We learned that Chef Andrea enjoys cooking many of the items in a wood-oven with olive wood. The wood-oven baked meatballs came out first. Dense and small, these meatballs were full of delightful flavors. Then, the grilled octopus with lemon, capers, thin celery stalks, tiny Italian olives, and heirloom cherry tomatoes with a drizzle of chili oil appeared. The five-inch-long octopus legs were tender and superb tasting. The octopus bathed in white wine before it was grilled to perfection. I will declare this the best octopus dish in Los Angeles.
The baked gnocchi “Romana” Gorgonzola is rich and creamy, while the wood-oven scallops and pancetta speared with rosemary branches was divine. I ordered a Summerland “Fiddlestix” Vineyard Pinot Noir 2008 that accompanied the appetizers nicely.
When the Kobe beef tartare arrived, I noticed a cracked quail egg on top with yolk trickling onto the beef. The British couple sitting next to us commented on the presentation and decided to order it. When I shared with them my adoration for the octopus dish, they ordered that too.
This is a restaurant where the final bill can be high, because of the black truffle dishes. Cecconi’s is the proud owner of the largest Truffle in town. They have a great connection with one of the best truffle distributors. Our waitress, Nicole informed us that the three truffle appetizer specials were each $96. The cauliflower soup with black truffle is $20 and the goat cheese pizza with black truffle is $40. Without truffles, most appetizers are between $12 to $18, pasta dishes range from $14 to $22 and entrees begin around $24.
Save room for the desserts, because Monica creates an outstanding Chocolate Fondant with pistachio gelato and a baked ricotta cheesecake with fresh blueberry preserves.

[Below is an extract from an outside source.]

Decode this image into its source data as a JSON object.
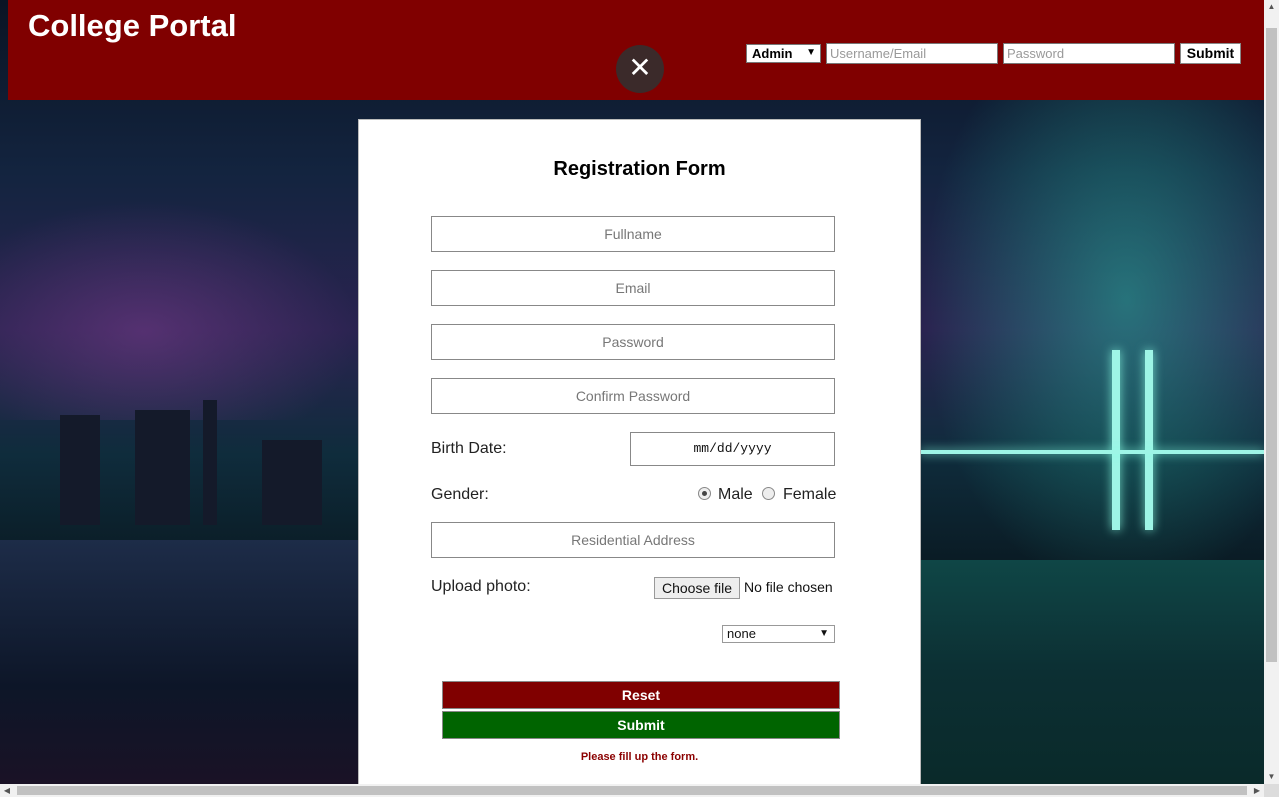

Cecconi’s will be open Thanksgiving Day from 8am to 9pm serving specials such as butternut squash tortelli with amaretti crumble, parmigiano, butter and sage and venison medallions with sherry wine and morel sauce.
As we were about to leave, I noticed a gorgeous Damien Hirst (popular English artist, entrepreneur and art collector) art piece of a big red heart. Nicole said it’s worth approximately 1.5 million pounds. While looking at the beautiful and colorful artwork, it reminded me of Chef Andrea. He is a chef with a big heart and soul. When he is not in Cecconi’s in Los Angeles, he is either at the Melrose Avenue School picking herbs with the students and creating a healthy lunch for them or flying to Miami Beach to supervise the newly opened Cecconi’s in the Soho House, next to the famous Fontainebleau. He is young, handsome, and full of energy. Of all the chefs in Los Angeles, Michelle Obama invited him to implement her new Chefs Move to Schools program. Chef Andrea definitely has my vote. 8764 Melrose Avenue. (310)432-2000.